- Amount of distro choices
- Quality of available OSes
- Linux vs. non-Linux distros
- App compatibility
Available SBC Accessories
Largely, there's a correlation between available accessories and the popularity of a maker board. Typically, more widely-used SBCs benefit from additional accessories like cases and add-ons. For the massively accessible Raspberry Pi, you'll find an overwhelmingly large selection of accessories ranging from retro gaming cases and actively cooled cases to PI HAT add-on boards for providing LEDs or power-over-ethernet. Similarly, Odroid dev boards and Pine64 offerings may be outfitted with any number of lovely cases, sensors, and external components.
SBC accessories that might be available:
- Add-on boards
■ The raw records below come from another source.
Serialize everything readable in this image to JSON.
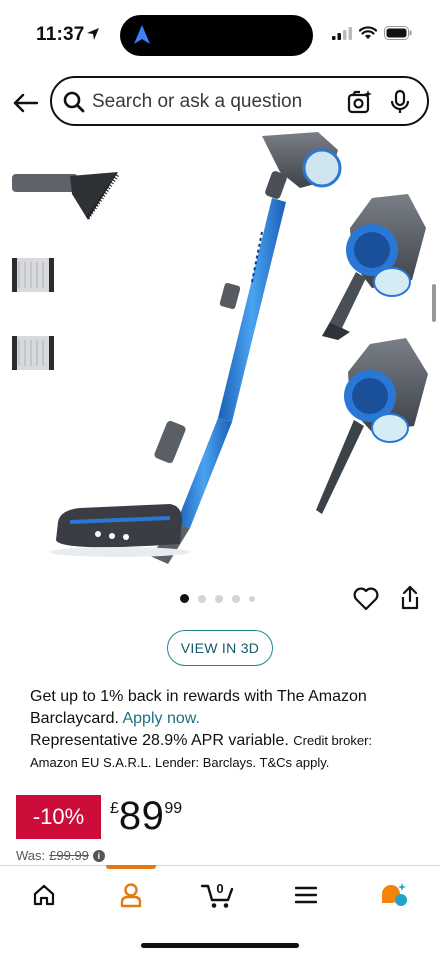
{
  "status_bar": {
    "time": "11:37"
  },
  "search": {
    "placeholder": "Search or ask a question"
  },
  "gallery": {
    "thumbnails": [
      "nozzle-attachment",
      "filter-1",
      "filter-2"
    ],
    "page_count": 5,
    "active_page": 1
  },
  "buttons": {
    "view_3d": "VIEW IN 3D"
  },
  "rewards": {
    "line1": "Get up to 1% back in rewards with The Amazon Barclaycard.",
    "apply_link": "Apply now.",
    "apr": "Representative 28.9% APR variable.",
    "credit_info": "Credit broker: Amazon EU S.A.R.L. Lender: Barclays. T&Cs apply."
  },
  "price": {
    "discount": "-10%",
    "currency": "£",
    "whole": "89",
    "fraction": "99",
    "was_label": "Was:",
    "was_price": "£99.99"
  },
  "bottom_nav": {
    "items": [
      "home",
      "account",
      "cart",
      "menu",
      "rufus"
    ],
    "active": "account",
    "cart_count": "0"
  },
  "colors": {
    "discount_bg": "#cc0c39",
    "link": "#1e6f83",
    "nav_active": "#e47911",
    "vacuum_blue": "#2a78d6"
  }
}
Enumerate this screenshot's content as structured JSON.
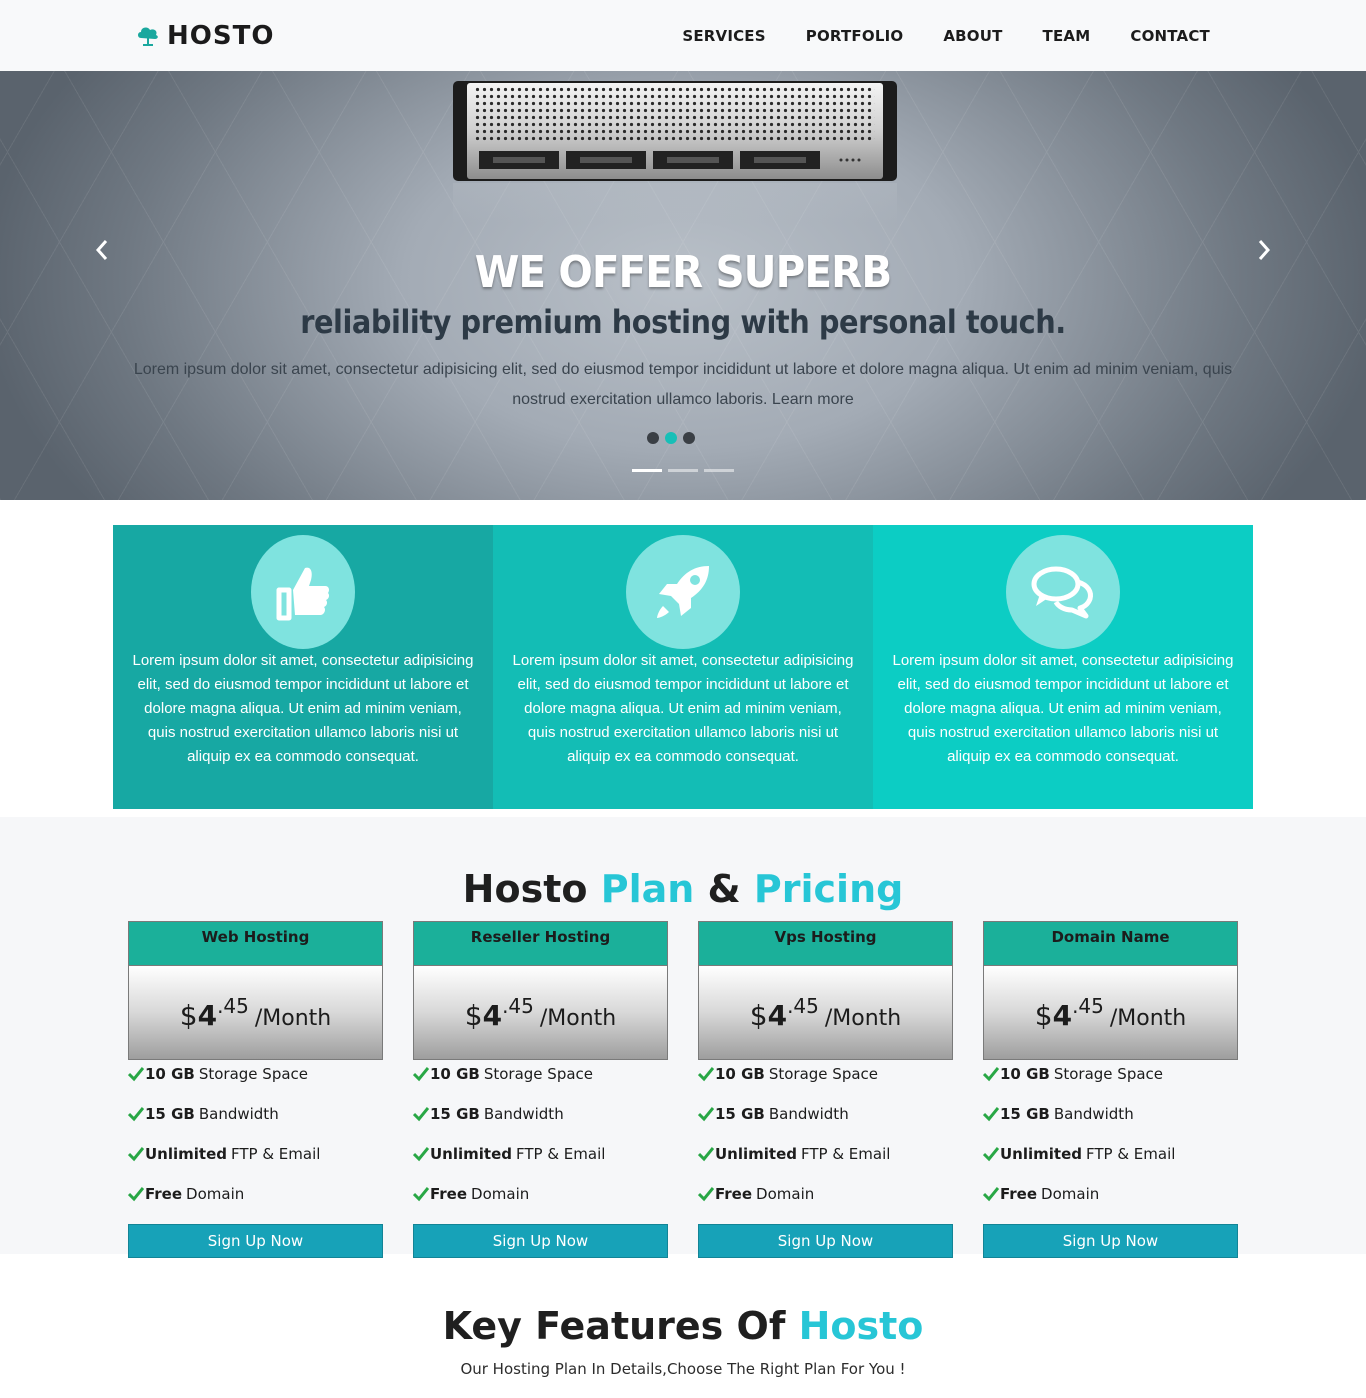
{
  "brand": {
    "name": "HOSTO"
  },
  "nav": {
    "items": [
      "SERVICES",
      "PORTFOLIO",
      "ABOUT",
      "TEAM",
      "CONTACT"
    ]
  },
  "hero": {
    "title": "WE OFFER SUPERB",
    "subtitle": "reliability premium hosting with personal touch.",
    "body": "Lorem ipsum dolor sit amet, consectetur adipisicing elit, sed do eiusmod tempor incididunt ut labore et dolore magna aliqua. Ut enim ad minim veniam, quis nostrud exercitation ullamco laboris. Learn more",
    "prev_icon": "chevron-left-icon",
    "next_icon": "chevron-right-icon",
    "active_slide": 2,
    "slide_count": 3,
    "active_indicator": 1
  },
  "features": {
    "items": [
      {
        "icon": "thumbs-up-icon",
        "color": "#17a8a3",
        "text": "Lorem ipsum dolor sit amet, consectetur adipisicing elit, sed do eiusmod tempor incididunt ut labore et dolore magna aliqua. Ut enim ad minim veniam, quis nostrud exercitation ullamco laboris nisi ut aliquip ex ea commodo consequat."
      },
      {
        "icon": "rocket-icon",
        "color": "#13bdb5",
        "text": "Lorem ipsum dolor sit amet, consectetur adipisicing elit, sed do eiusmod tempor incididunt ut labore et dolore magna aliqua. Ut enim ad minim veniam, quis nostrud exercitation ullamco laboris nisi ut aliquip ex ea commodo consequat."
      },
      {
        "icon": "chat-bubbles-icon",
        "color": "#0ccdc4",
        "text": "Lorem ipsum dolor sit amet, consectetur adipisicing elit, sed do eiusmod tempor incididunt ut labore et dolore magna aliqua. Ut enim ad minim veniam, quis nostrud exercitation ullamco laboris nisi ut aliquip ex ea commodo consequat."
      }
    ]
  },
  "pricing": {
    "heading": {
      "part1": "Hosto",
      "part2": "Plan",
      "part3": "&",
      "part4": "Pricing"
    },
    "accent_color": "#27c6d6",
    "plans": [
      {
        "name": "Web Hosting",
        "currency": "$",
        "price_int": "4",
        "price_dec": ".45",
        "period": "/Month",
        "features": [
          {
            "bold": "10 GB",
            "text": "Storage Space"
          },
          {
            "bold": "15 GB",
            "text": "Bandwidth"
          },
          {
            "bold": "Unlimited",
            "text": "FTP & Email"
          },
          {
            "bold": "Free",
            "text": "Domain"
          }
        ],
        "cta": "Sign Up Now"
      },
      {
        "name": "Reseller Hosting",
        "currency": "$",
        "price_int": "4",
        "price_dec": ".45",
        "period": "/Month",
        "features": [
          {
            "bold": "10 GB",
            "text": "Storage Space"
          },
          {
            "bold": "15 GB",
            "text": "Bandwidth"
          },
          {
            "bold": "Unlimited",
            "text": "FTP & Email"
          },
          {
            "bold": "Free",
            "text": "Domain"
          }
        ],
        "cta": "Sign Up Now"
      },
      {
        "name": "Vps Hosting",
        "currency": "$",
        "price_int": "4",
        "price_dec": ".45",
        "period": "/Month",
        "features": [
          {
            "bold": "10 GB",
            "text": "Storage Space"
          },
          {
            "bold": "15 GB",
            "text": "Bandwidth"
          },
          {
            "bold": "Unlimited",
            "text": "FTP & Email"
          },
          {
            "bold": "Free",
            "text": "Domain"
          }
        ],
        "cta": "Sign Up Now"
      },
      {
        "name": "Domain Name",
        "currency": "$",
        "price_int": "4",
        "price_dec": ".45",
        "period": "/Month",
        "features": [
          {
            "bold": "10 GB",
            "text": "Storage Space"
          },
          {
            "bold": "15 GB",
            "text": "Bandwidth"
          },
          {
            "bold": "Unlimited",
            "text": "FTP & Email"
          },
          {
            "bold": "Free",
            "text": "Domain"
          }
        ],
        "cta": "Sign Up Now"
      }
    ]
  },
  "key_features": {
    "heading_main": "Key Features Of",
    "heading_accent": "Hosto",
    "subheading": "Our Hosting Plan In Details,Choose The Right Plan For You !"
  }
}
Cost of a maker board is really important. The flagship SBC Raspberry Pi 4 clocks in around $35 USD. Others retail for a bit less or more, but most slide in under $100. Still some maker boards like the UDOO Bolt might induce sticker shock at a few hundred dollars. However, the UDOO Bolt with its Ryzen embedded graphics rivals the performance of many desktops and laptops. You might be fine with a $5 or $10 board, prefer the competency of a $35-50 SBC, or need a couple hundred dollar dev board.
What are the Best Maker Boards on the Market?
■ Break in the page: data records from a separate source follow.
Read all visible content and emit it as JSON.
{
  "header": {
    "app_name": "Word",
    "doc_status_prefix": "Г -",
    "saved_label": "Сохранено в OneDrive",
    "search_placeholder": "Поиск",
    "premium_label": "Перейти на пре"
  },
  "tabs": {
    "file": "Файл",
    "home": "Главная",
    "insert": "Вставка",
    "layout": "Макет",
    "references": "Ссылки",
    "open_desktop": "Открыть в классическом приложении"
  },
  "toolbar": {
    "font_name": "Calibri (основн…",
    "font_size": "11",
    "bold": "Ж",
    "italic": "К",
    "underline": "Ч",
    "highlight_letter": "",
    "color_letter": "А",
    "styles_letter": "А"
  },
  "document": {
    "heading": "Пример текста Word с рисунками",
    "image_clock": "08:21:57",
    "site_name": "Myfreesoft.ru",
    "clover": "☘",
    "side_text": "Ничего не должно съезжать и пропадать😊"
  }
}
Thankfully, with the success of SBCs such as the Raspberry Pi and microcontroller units (MCUs) such as the Arduino, you'll find a slew of maker board and MCU alternatives. Therefore, options abound. The Raspberry Pi 4 is an excellent choice, and easily one of the best supported SBCs on the planet. Pine64 and Odroid, with plenty of accessories and large communities, are worthy Raspberry Pi competitors. Particularly, the Odroid XU4, Odroid C4, and RockPro64 are awesome Pi alternatives. The ASUS Tinker Board is an incredibly well-supported option that runs Android like a champ. If you're willing to shell out the money, the UDOO Bolt yields desktop-caliber performance in a small footprint. Like the Bolt, the LattePanda is expensive, but both devices can handle x64 Linux or Windows operating systems. But for 2020, there's certainly a device for your needs and budget, and you can compare various MCUs and SBCs in our Electromaker board guide.
Best SBCs you can buy:
- Raspberry Pi 4
- Odroid XU4
- ASUS Tinker Board
- UDOO Bolt
SBC Buying Guide: How to Find a Maker Board to Fit Your Needs
Ultimately, you've got more options than ever before when it comes to single-board computers. From tiny pack of gum-sized devices such as the Raspberry Pi Zero to the Pi 4 and its competitors, all the way up through devices like the LattePanda and UDOO Bolt, you can source a SBC to address your needs and budget. Buying a maker board begins with establishing a purpose and budget which will dictate what you can purchase, what operating system and apps you'll need to run, required I/O, and necessary processing power. Personally, I use a variety of different boards for several purposes, ranging from a Raspberry Pi 2, Pi 3 B+, and Pi 4 to an Odroid XU4, RockPro64, Khadas VIM3L, Orange Pi Prime, and a Libre Computer ROC-RK3328-CC Renegade.
Your turn: which SBCs do YOU recommend?